    • Ask questions vs giving answers.
    •Remember, growth for an individual is on their terms; you are a navigator and supporting their journey not yours.
    • Start the conversation by asking, “Tell me something good happening right now.”
    • Follow-up by asking, “What’s one thing you wish you could change right now?”

  2. Ask, listen, and really hear
    • Ask open questions; start with ‘What’ and ‘How’ – Starting with a “do” or “are” allows you to have a conversation, not answer with a yes or no.
    • If meeting in your office, clear your desk, calendar, phone, and focus on the person you are talking to, so you are not distracted from hearing what they have to say. Ideally sit next to the person not across the desk.
    • Take notes. These notes are important actions, development and growth ideas or plans for the individual and how you will support them.
    • Use reflective listening to support mutual understanding; track together as the conversation progresses.

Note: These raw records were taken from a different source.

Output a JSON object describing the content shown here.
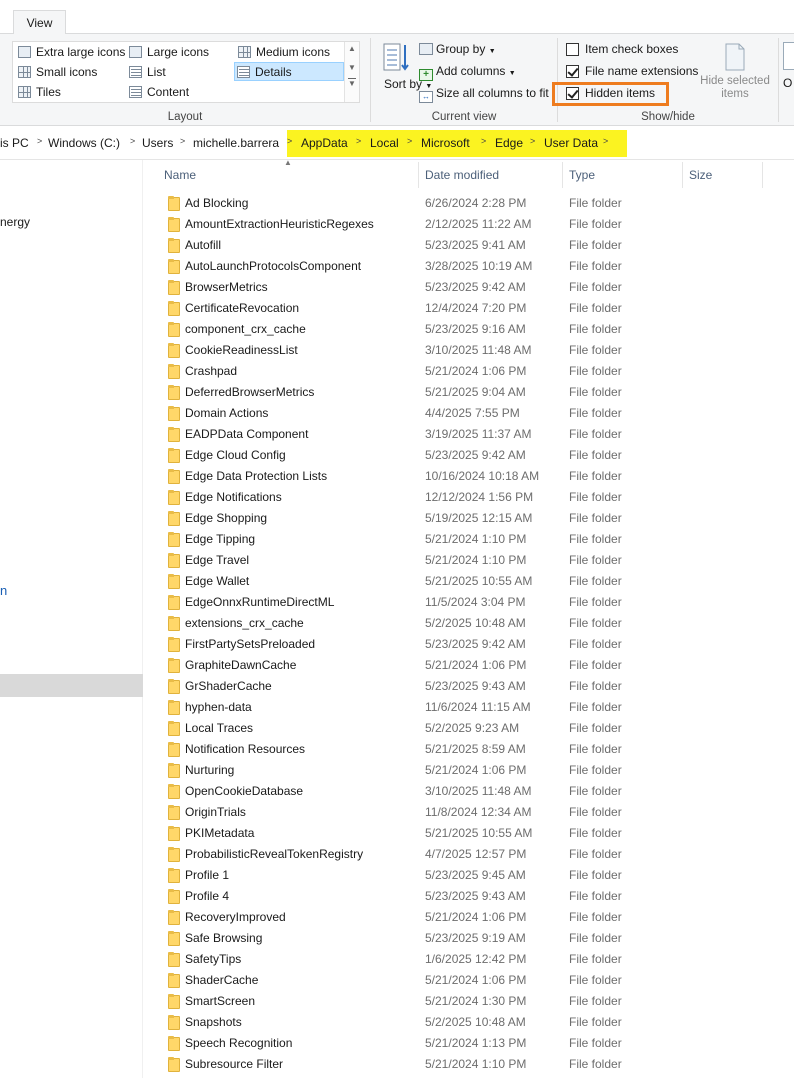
{
  "ribbon": {
    "active_tab": "View",
    "layout": {
      "label": "Layout",
      "items": [
        "Extra large icons",
        "Large icons",
        "Medium icons",
        "Small icons",
        "List",
        "Details",
        "Tiles",
        "Content"
      ],
      "selected": "Details"
    },
    "current_view": {
      "label": "Current view",
      "sort_by": "Sort by",
      "group_by": "Group by",
      "add_columns": "Add columns",
      "size_columns": "Size all columns to fit"
    },
    "show_hide": {
      "label": "Show/hide",
      "item_check_boxes": {
        "label": "Item check boxes",
        "checked": false
      },
      "file_name_extensions": {
        "label": "File name extensions",
        "checked": true
      },
      "hidden_items": {
        "label": "Hidden items",
        "checked": true
      },
      "hide_selected": "Hide selected items",
      "options_partial": "O"
    }
  },
  "breadcrumb": [
    "is PC",
    "Windows (C:)",
    "Users",
    "michelle.barrera",
    "AppData",
    "Local",
    "Microsoft",
    "Edge",
    "User Data"
  ],
  "nav": {
    "partial_item": "nergy",
    "partial_glyph": "n"
  },
  "columns": {
    "name": "Name",
    "date": "Date modified",
    "type": "Type",
    "size": "Size"
  },
  "files": [
    {
      "name": "Ad Blocking",
      "date": "6/26/2024 2:28 PM",
      "type": "File folder"
    },
    {
      "name": "AmountExtractionHeuristicRegexes",
      "date": "2/12/2025 11:22 AM",
      "type": "File folder"
    },
    {
      "name": "Autofill",
      "date": "5/23/2025 9:41 AM",
      "type": "File folder"
    },
    {
      "name": "AutoLaunchProtocolsComponent",
      "date": "3/28/2025 10:19 AM",
      "type": "File folder"
    },
    {
      "name": "BrowserMetrics",
      "date": "5/23/2025 9:42 AM",
      "type": "File folder"
    },
    {
      "name": "CertificateRevocation",
      "date": "12/4/2024 7:20 PM",
      "type": "File folder"
    },
    {
      "name": "component_crx_cache",
      "date": "5/23/2025 9:16 AM",
      "type": "File folder"
    },
    {
      "name": "CookieReadinessList",
      "date": "3/10/2025 11:48 AM",
      "type": "File folder"
    },
    {
      "name": "Crashpad",
      "date": "5/21/2024 1:06 PM",
      "type": "File folder"
    },
    {
      "name": "DeferredBrowserMetrics",
      "date": "5/21/2025 9:04 AM",
      "type": "File folder"
    },
    {
      "name": "Domain Actions",
      "date": "4/4/2025 7:55 PM",
      "type": "File folder"
    },
    {
      "name": "EADPData Component",
      "date": "3/19/2025 11:37 AM",
      "type": "File folder"
    },
    {
      "name": "Edge Cloud Config",
      "date": "5/23/2025 9:42 AM",
      "type": "File folder"
    },
    {
      "name": "Edge Data Protection Lists",
      "date": "10/16/2024 10:18 AM",
      "type": "File folder"
    },
    {
      "name": "Edge Notifications",
      "date": "12/12/2024 1:56 PM",
      "type": "File folder"
    },
    {
      "name": "Edge Shopping",
      "date": "5/19/2025 12:15 AM",
      "type": "File folder"
    },
    {
      "name": "Edge Tipping",
      "date": "5/21/2024 1:10 PM",
      "type": "File folder"
    },
    {
      "name": "Edge Travel",
      "date": "5/21/2024 1:10 PM",
      "type": "File folder"
    },
    {
      "name": "Edge Wallet",
      "date": "5/21/2025 10:55 AM",
      "type": "File folder"
    },
    {
      "name": "EdgeOnnxRuntimeDirectML",
      "date": "11/5/2024 3:04 PM",
      "type": "File folder"
    },
    {
      "name": "extensions_crx_cache",
      "date": "5/2/2025 10:48 AM",
      "type": "File folder"
    },
    {
      "name": "FirstPartySetsPreloaded",
      "date": "5/23/2025 9:42 AM",
      "type": "File folder"
    },
    {
      "name": "GraphiteDawnCache",
      "date": "5/21/2024 1:06 PM",
      "type": "File folder"
    },
    {
      "name": "GrShaderCache",
      "date": "5/23/2025 9:43 AM",
      "type": "File folder"
    },
    {
      "name": "hyphen-data",
      "date": "11/6/2024 11:15 AM",
      "type": "File folder"
    },
    {
      "name": "Local Traces",
      "date": "5/2/2025 9:23 AM",
      "type": "File folder"
    },
    {
      "name": "Notification Resources",
      "date": "5/21/2025 8:59 AM",
      "type": "File folder"
    },
    {
      "name": "Nurturing",
      "date": "5/21/2024 1:06 PM",
      "type": "File folder"
    },
    {
      "name": "OpenCookieDatabase",
      "date": "3/10/2025 11:48 AM",
      "type": "File folder"
    },
    {
      "name": "OriginTrials",
      "date": "11/8/2024 12:34 AM",
      "type": "File folder"
    },
    {
      "name": "PKIMetadata",
      "date": "5/21/2025 10:55 AM",
      "type": "File folder"
    },
    {
      "name": "ProbabilisticRevealTokenRegistry",
      "date": "4/7/2025 12:57 PM",
      "type": "File folder"
    },
    {
      "name": "Profile 1",
      "date": "5/23/2025 9:45 AM",
      "type": "File folder"
    },
    {
      "name": "Profile 4",
      "date": "5/23/2025 9:43 AM",
      "type": "File folder"
    },
    {
      "name": "RecoveryImproved",
      "date": "5/21/2024 1:06 PM",
      "type": "File folder"
    },
    {
      "name": "Safe Browsing",
      "date": "5/23/2025 9:19 AM",
      "type": "File folder"
    },
    {
      "name": "SafetyTips",
      "date": "1/6/2025 12:42 PM",
      "type": "File folder"
    },
    {
      "name": "ShaderCache",
      "date": "5/21/2024 1:06 PM",
      "type": "File folder"
    },
    {
      "name": "SmartScreen",
      "date": "5/21/2024 1:30 PM",
      "type": "File folder"
    },
    {
      "name": "Snapshots",
      "date": "5/2/2025 10:48 AM",
      "type": "File folder"
    },
    {
      "name": "Speech Recognition",
      "date": "5/21/2024 1:13 PM",
      "type": "File folder"
    },
    {
      "name": "Subresource Filter",
      "date": "5/21/2024 1:10 PM",
      "type": "File folder"
    }
  ],
  "colors": {
    "highlight": "#fbf321",
    "focus_outline": "#ee7c1f",
    "selection": "#cce8ff",
    "folder": "#ffd769"
  }
}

  3. Dig deeper, share openly, and provide feedback
    • Feedback is clear, actionable and provides someone with thoughts to consider for their future development or awareness.
    • Simply saying you are “great” or “bad” without providing the Why’s, How’s, and What’s doesn’t allow them to clearly understand the behavior or skill sets they use that allowed them to shine or learn how to advance. Use examples citing specific behaviors and skills you have seen in action to help them grow. Try this as an example, "When I observed you doing X, I noticed you shined because of X." Or, "When I observed you doing X, I noticed we have work to do together around X to support your growth and leadership development."
    • Feedback highlights positive things to continue doing, as well as opportunities to consider doing things from a different approach.
    • Consider how your feedback provides support around their growth, development, and progress.
    • Feedback should always be given with positive intention even when the feedback might be tough to hear or tough to deliver.

  4. Check back, be a partner
    • Being a leader means taking care of business. As a leader people are your business they should never feel alone.
    • Check back with your people on their terms. Ask for clear actions, next steps, and ways to support their development.

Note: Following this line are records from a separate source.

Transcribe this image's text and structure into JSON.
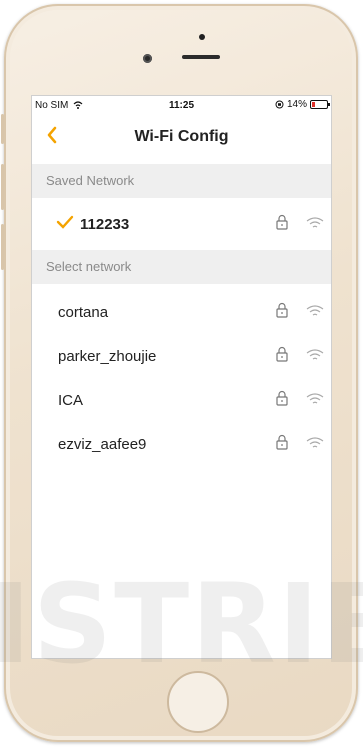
{
  "status_bar": {
    "carrier": "No SIM",
    "time": "11:25",
    "battery": "14%"
  },
  "nav": {
    "title": "Wi-Fi Config",
    "back_icon": "chevron-left-icon"
  },
  "sections": {
    "saved": "Saved Network",
    "select": "Select network"
  },
  "saved_network": {
    "name": "112233"
  },
  "networks": [
    {
      "name": "cortana"
    },
    {
      "name": "parker_zhoujie"
    },
    {
      "name": "ICA"
    },
    {
      "name": "ezviz_aafee9"
    }
  ],
  "watermark": "ISTRIB",
  "colors": {
    "accent": "#f4a300"
  }
}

  5. Discuss next steps by recapping what you heard
    • At the end of the meeting recap what you heard, and who is responsible for what tasks and other things you discussed.
    • Confirm your recap with your people.
    • Ensure each deliverable has key actions with timelines for completion.
    • If a project, process, or initiative doesn’t have a clear timeline for completion, create small action items together to ensure progress is happening, and will keep you both on track.


My hope is that these five steps and sub-steps, provide additional ideas and actions for your coaching conversations. You cannot drive business successfully if your team isn’t engaged. According to one of Gallup's polls, 58% of people leave a job because of their boss. It’s your job as a leader to help your team determine a meeting cadence, that ensures engagement and supports their development and growth. As the individuals on your team grow, so too will the strength of your aggregate team.

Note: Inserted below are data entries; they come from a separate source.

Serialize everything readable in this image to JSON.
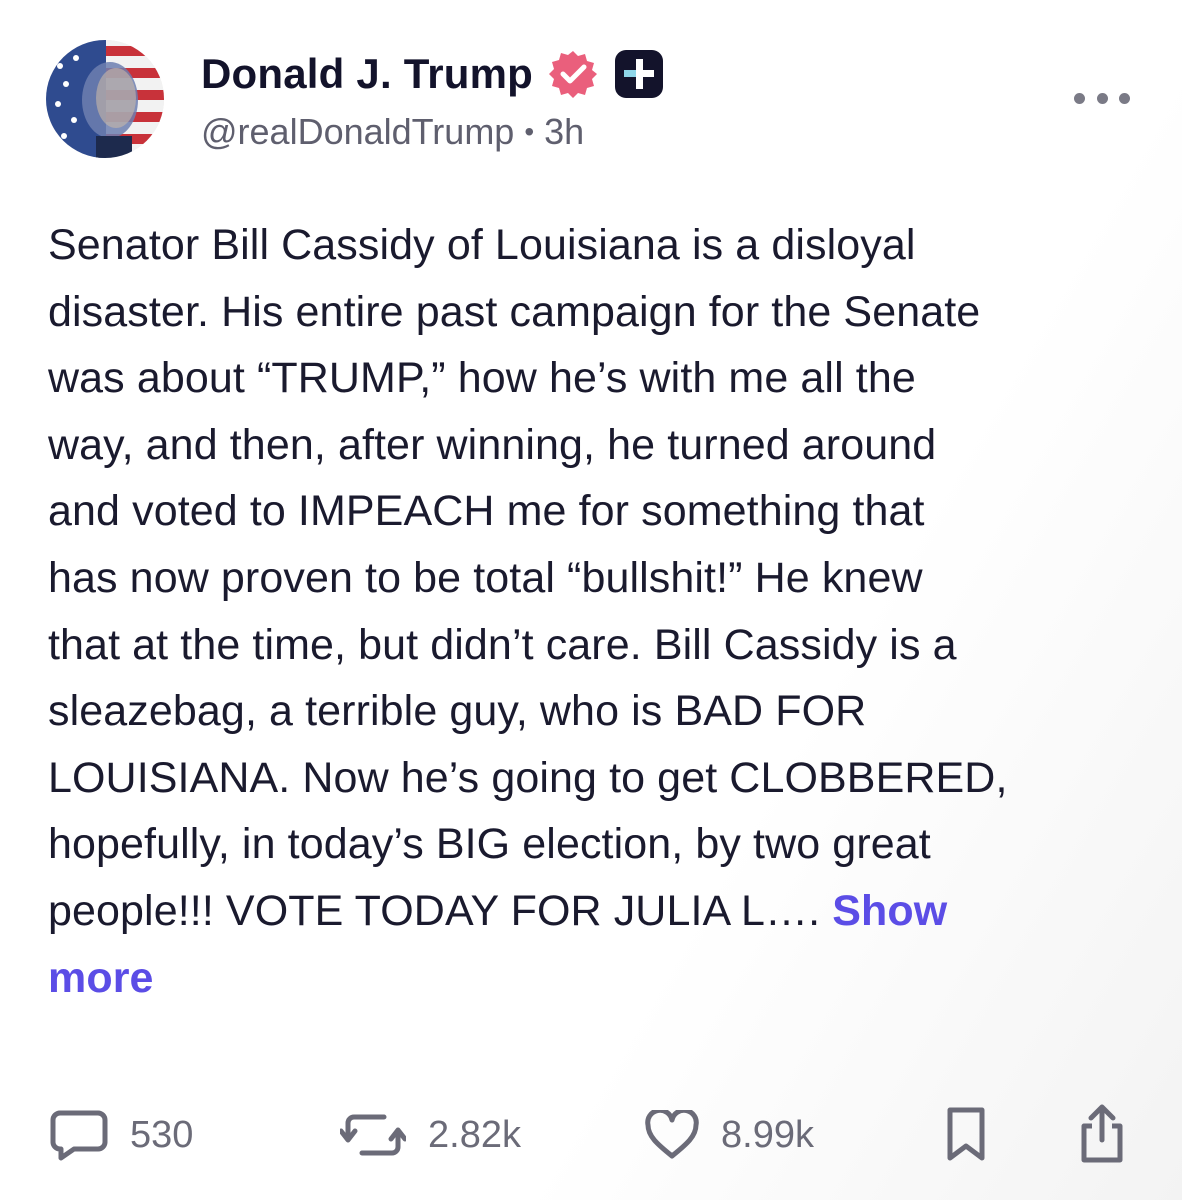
{
  "author": {
    "display_name": "Donald J. Trump",
    "handle": "@realDonaldTrump",
    "separator": "•",
    "time_ago": "3h",
    "verified_color": "#ea5f7c",
    "badge_color": "#13132b"
  },
  "post": {
    "lines": [
      "Senator Bill Cassidy of Louisiana is a disloyal",
      "disaster. His entire past campaign for the Senate",
      "was about “TRUMP,” how he’s with me all the",
      "way, and then, after winning, he turned around",
      "and voted to IMPEACH me for something that",
      "has now proven to be total “bullshit!” He knew",
      "that at the time, but didn’t care. Bill Cassidy is a",
      "sleazebag, a terrible guy, who is BAD FOR",
      "LOUISIANA. Now he’s going to get CLOBBERED,",
      "hopefully, in today’s BIG election, by two great",
      "people!!! VOTE TODAY FOR JULIA L…. "
    ],
    "show_more_part1": "Show",
    "show_more_part2": "more",
    "link_color": "#5b4de6"
  },
  "actions": {
    "reply_count": "530",
    "restruth_count": "2.82k",
    "like_count": "8.99k"
  },
  "icons": {
    "verified": "verified-badge-icon",
    "plus": "truth-plus-badge-icon",
    "more": "more-dots-icon",
    "reply": "comment-icon",
    "restruth": "repost-icon",
    "like": "heart-icon",
    "bookmark": "bookmark-icon",
    "share": "share-icon"
  }
}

Developing your team is the most important role you play as a leader. There’s no set schedule for how often you coach someone. But, meeting zero times with individuals on your team is never an option.
You have a very important responsibility of both driving your business and building, growing, and developing your people. But most importantly, you have the power and responsibility to lead your team to greatness!
I thought I’d leave you with a few resources and tools to support you investing in your people. Books include:

  • The First 90 Days by Michael Watkins
  • Helping People Change by Boyatzis, Smith and Van Oosten
  • Tough Talk by Becky Dannenfelser and Andrea Hopke
  • The Weekly Coaching Conversation by Brian Souza

    Find templates and tools with to support your weekly coaching conversations. (available shortly)

submitted by Josh Saterman